The president and general manager of Texas Motor Speedway has quite a bit on his plate to promote this weekend’s Cup playoff race at the 1.5-mile track.

Not only does he have Dale Earnhardt Jr.‘s last race at the track to entice fans, he now has the controversy between Chase Elliott and Denny Hamlin that erupted last weekend at Martinsville Speedway.

After Hamlin wrecked Elliott from the lead two laps from the scheduled distance, the fans at the track showed their displeasure as the two drivers had a heated discussion on the backstretch. Their uproar continued on social media and the radio waves throughout the week.

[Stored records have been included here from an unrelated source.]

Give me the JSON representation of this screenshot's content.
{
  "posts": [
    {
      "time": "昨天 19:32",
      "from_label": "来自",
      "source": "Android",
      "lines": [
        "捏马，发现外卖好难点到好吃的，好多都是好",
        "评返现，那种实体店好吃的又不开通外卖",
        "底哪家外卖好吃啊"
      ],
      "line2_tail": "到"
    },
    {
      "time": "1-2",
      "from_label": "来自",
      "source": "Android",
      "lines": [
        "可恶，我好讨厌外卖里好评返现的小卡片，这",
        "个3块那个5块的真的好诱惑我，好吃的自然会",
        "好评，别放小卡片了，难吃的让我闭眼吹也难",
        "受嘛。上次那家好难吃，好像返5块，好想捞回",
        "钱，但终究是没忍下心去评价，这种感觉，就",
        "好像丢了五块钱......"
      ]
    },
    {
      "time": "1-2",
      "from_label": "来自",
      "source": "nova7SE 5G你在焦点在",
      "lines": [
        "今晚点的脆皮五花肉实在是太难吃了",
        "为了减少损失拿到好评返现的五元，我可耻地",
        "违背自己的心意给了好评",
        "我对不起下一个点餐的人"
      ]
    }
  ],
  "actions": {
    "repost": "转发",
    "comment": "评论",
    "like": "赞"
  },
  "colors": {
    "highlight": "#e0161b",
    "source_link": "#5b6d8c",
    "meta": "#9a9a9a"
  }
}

The lights at Martinsville were still hot when Gossage, who has operated Texas Motor Speedway since it opened in 1997, went to work to use the mayhem to his advantage.

Soon, an advertisement declaring Elliott as “The People’s Champion” was debuted by the track.

Gossage called into NASCAR America to discuss this weekend’s race and how he’s promoting it.

“You want to come after Martinsville and Talladega, because after both of those races everybody’s mad at everybody,” Gossage said. “Certainly from Martinsville last weekend there’s some stories coming out of that one that we didn’t quite see happening and it does make it more interesting.”

Gossage added that his track isn’t the best place for someone to seek payback for an accident that happened on a short track.

“Let’s be honest, at 195 m.ph. I’m not sure they’re going to be getting retribution this weekend or anything like that, ” Gossage said.

But that won’t keep Gossage from milking the feud for all it’s worth.

Watch the above video for the full interview.